Entries from a dataset of interfaces
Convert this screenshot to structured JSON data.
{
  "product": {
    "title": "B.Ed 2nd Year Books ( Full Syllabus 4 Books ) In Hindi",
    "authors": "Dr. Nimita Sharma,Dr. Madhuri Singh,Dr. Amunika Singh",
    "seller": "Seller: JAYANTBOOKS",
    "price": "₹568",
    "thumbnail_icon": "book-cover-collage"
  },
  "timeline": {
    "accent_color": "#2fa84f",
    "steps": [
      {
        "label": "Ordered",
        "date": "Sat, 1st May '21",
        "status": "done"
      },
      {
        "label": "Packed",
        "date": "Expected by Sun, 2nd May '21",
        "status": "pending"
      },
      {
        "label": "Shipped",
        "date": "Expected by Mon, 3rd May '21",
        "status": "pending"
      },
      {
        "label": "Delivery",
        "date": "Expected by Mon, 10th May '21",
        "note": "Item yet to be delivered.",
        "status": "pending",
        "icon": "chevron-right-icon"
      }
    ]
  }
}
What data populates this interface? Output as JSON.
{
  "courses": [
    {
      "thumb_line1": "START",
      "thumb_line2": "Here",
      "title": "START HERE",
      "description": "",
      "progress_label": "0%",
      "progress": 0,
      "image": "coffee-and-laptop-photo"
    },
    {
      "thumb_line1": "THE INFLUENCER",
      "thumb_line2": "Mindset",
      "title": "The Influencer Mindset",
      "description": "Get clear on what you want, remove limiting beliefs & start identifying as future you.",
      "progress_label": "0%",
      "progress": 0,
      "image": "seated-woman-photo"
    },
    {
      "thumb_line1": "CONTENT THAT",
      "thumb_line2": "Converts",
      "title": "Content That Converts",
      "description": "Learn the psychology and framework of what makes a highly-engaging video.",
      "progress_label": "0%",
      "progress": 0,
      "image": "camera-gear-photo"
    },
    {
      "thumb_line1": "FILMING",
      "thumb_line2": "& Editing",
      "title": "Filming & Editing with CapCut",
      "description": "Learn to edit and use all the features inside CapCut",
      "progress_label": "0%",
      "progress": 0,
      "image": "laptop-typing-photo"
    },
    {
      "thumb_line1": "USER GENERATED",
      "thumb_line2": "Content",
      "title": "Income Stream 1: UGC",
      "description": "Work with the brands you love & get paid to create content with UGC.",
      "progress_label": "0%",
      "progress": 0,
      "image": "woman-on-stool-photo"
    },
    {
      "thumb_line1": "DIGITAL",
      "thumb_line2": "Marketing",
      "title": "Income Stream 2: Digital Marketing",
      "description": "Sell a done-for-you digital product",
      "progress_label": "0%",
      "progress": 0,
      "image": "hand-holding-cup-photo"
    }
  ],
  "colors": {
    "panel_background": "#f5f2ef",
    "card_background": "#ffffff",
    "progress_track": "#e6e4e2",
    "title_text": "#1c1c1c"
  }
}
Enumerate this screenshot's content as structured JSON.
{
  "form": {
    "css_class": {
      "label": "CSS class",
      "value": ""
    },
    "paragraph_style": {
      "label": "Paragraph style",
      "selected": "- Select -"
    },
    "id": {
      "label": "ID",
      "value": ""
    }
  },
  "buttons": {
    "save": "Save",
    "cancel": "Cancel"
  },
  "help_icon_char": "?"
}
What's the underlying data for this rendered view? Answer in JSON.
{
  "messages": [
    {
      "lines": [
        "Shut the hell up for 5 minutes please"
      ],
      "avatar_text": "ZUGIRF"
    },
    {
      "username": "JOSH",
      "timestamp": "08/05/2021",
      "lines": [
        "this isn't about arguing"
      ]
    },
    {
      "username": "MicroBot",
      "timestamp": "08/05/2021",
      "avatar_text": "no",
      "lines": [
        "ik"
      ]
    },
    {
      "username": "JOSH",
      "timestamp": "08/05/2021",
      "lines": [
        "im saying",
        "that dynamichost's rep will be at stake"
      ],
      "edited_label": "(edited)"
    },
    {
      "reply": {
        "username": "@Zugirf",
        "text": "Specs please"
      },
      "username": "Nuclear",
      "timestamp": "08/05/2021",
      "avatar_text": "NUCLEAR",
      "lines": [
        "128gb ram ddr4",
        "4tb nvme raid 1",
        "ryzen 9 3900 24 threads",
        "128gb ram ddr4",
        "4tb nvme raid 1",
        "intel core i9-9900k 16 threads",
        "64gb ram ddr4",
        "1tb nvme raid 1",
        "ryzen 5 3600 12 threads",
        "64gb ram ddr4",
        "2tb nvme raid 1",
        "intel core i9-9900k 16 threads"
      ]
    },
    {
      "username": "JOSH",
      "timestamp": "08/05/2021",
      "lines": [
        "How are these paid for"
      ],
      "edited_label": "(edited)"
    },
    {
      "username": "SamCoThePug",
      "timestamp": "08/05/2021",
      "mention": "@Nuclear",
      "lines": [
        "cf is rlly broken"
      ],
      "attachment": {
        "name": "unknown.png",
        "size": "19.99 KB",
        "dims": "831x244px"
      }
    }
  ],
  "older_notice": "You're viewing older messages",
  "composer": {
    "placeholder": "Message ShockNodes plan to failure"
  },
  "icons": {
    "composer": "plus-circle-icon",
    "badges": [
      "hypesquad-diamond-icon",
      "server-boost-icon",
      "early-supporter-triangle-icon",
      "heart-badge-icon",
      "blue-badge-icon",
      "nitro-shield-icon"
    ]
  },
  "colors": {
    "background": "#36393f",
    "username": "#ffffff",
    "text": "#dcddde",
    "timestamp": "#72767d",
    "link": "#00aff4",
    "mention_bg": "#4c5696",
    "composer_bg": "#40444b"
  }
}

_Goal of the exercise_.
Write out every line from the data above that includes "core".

_Task output_.
        "intel core i9-9900k 16 threads",
        "intel core i9-9900k 16 threads"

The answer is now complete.